She’s taking small steps to make it all happen, including saving every Kenyan shilling she can for housing materials. When her house is built, Helen said, “I will feel good. I imagine a big house with several bedrooms, a sitting room, a bathroom and a kitchen.”  

The Maasai community where Helen lives began working with Unbound in 2017. They started with 25 families and 10 elders. At this writing, there were 10 more children waiting for a sponsor. Recognized worldwide for their rich culture, the Maasai are a pastoral people who live in the East Africa regions of southern Kenya and northern Tanzania. They’re known for their artistry, especially their intricate beadwork, distinctive dress and hunting skills.
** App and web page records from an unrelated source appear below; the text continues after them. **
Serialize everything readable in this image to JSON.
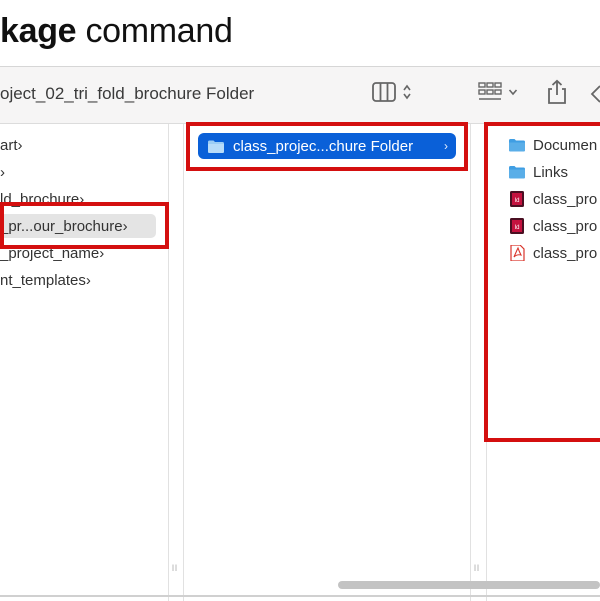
{
  "heading": {
    "bold": "kage",
    "rest": " command"
  },
  "window": {
    "title": "oject_02_tri_fold_brochure Folder"
  },
  "toolbar": {
    "view_icon": "column-view-icon",
    "group_icon": "group-grid-icon",
    "share_icon": "share-icon",
    "tag_icon": "tag-icon"
  },
  "column1": {
    "items": [
      {
        "label": "art"
      },
      {
        "label": ""
      },
      {
        "label": "ld_brochure"
      },
      {
        "label": "_pr...our_brochure"
      },
      {
        "label": "_project_name"
      },
      {
        "label": "nt_templates"
      }
    ]
  },
  "column2": {
    "selected": {
      "label": "class_projec...chure Folder"
    }
  },
  "column3": {
    "items": [
      {
        "label": "Documen",
        "icon": "folder-icon"
      },
      {
        "label": "Links",
        "icon": "folder-icon"
      },
      {
        "label": "class_pro",
        "icon": "indesign-file-icon"
      },
      {
        "label": "class_pro",
        "icon": "indesign-file-icon"
      },
      {
        "label": "class_pro",
        "icon": "pdf-file-icon"
      }
    ]
  },
  "colors": {
    "highlight_red": "#d40f0f",
    "selection_blue": "#0a60d8",
    "folder_blue": "#5aaee8",
    "indesign_red": "#c4123f",
    "pdf_red": "#d9342b"
  }
}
Massai woman creating traditional beadwork.

building business

Traditionally Maasai men, including Helen’s husband, William, are herdsmen. As population growth and urban sprawl push the Maasai off their pastoral lands, young men have sought jobs in the city, often providing security in tourist areas. Women typically take care of the family, home and animals. Helen and others in her community also sell their beadwork to tourists at the 
market in Nairobi.

After her 11-year-old daughter, Patricia, was sponsored, Helen joined the local Unbound mothers group and eventually took out a loan of 10,000 Kenyan shillings, about $97 in the U.S. She used the money to buy more beads for her business.

Since her daughter was sponsored by Frank and Mimi in Virginia, Helen has used sponsorship support to pay for school fees, uniforms and books. She also purchased bedding, a gas cooker so her family doesn’t have to breathe smoke from firewood, and a solar lamp so they don’t have to worry about running out of kerosene.


Maasai women work and sell jewelry and beadwork outside of a traditional home. 

"a big change"

The family’s efforts, combined with sponsorship support, have led to “a big change,” Helen said. She especially appreciates that she’s able to create a budget and use the money in ways she deems 
most beneficial.

Unbound social worker Mercy Njeri said mothers come up with their own development plans rather than the organization dictating solutions. “With decentralized decision-making, the mothers are able to do a lot,” she said.

Helen wants to share that good news with sponsors. “I would like sponsors to know that through their support families are able to pay school fees and meet their needs,” she said. 

This article was originally published in the 2019 print edition of Living Unbound.